[Excerpts from a dataset]
******
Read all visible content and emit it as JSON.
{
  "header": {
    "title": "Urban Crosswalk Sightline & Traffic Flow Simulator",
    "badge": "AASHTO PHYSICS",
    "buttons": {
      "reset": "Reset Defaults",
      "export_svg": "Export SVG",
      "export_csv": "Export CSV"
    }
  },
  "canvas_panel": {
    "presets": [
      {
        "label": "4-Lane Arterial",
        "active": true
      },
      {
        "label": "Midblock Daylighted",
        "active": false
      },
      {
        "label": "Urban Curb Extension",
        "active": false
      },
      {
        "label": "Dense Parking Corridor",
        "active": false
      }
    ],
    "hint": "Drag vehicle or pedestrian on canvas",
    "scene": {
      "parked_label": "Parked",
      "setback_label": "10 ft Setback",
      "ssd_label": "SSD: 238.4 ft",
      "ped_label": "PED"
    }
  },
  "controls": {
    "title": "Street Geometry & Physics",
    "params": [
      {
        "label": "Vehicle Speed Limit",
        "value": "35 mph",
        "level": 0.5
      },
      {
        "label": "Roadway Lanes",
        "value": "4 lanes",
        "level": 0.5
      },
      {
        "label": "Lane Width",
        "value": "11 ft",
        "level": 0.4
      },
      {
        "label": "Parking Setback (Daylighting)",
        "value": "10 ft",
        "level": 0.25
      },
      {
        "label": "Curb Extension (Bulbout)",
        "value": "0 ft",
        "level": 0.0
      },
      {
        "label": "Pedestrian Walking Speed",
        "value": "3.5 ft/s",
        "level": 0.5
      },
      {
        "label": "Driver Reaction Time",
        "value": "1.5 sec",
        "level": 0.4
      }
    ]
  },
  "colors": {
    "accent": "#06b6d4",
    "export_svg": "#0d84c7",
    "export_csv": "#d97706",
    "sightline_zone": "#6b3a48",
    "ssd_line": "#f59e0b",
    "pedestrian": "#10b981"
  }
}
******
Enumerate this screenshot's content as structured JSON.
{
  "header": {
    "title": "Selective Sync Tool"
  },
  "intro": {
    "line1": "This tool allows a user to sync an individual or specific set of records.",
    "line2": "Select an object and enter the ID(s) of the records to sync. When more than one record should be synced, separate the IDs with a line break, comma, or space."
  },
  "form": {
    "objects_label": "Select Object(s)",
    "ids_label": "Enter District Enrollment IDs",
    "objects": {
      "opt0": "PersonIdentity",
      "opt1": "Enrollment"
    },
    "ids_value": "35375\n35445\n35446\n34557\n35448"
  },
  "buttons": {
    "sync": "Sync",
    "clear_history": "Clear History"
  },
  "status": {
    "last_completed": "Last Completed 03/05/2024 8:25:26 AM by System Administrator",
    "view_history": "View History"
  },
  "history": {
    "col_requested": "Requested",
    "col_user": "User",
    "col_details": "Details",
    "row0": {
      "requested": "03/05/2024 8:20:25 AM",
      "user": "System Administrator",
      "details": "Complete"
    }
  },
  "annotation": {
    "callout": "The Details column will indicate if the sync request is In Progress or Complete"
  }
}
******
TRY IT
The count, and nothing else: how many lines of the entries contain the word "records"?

RESULT
2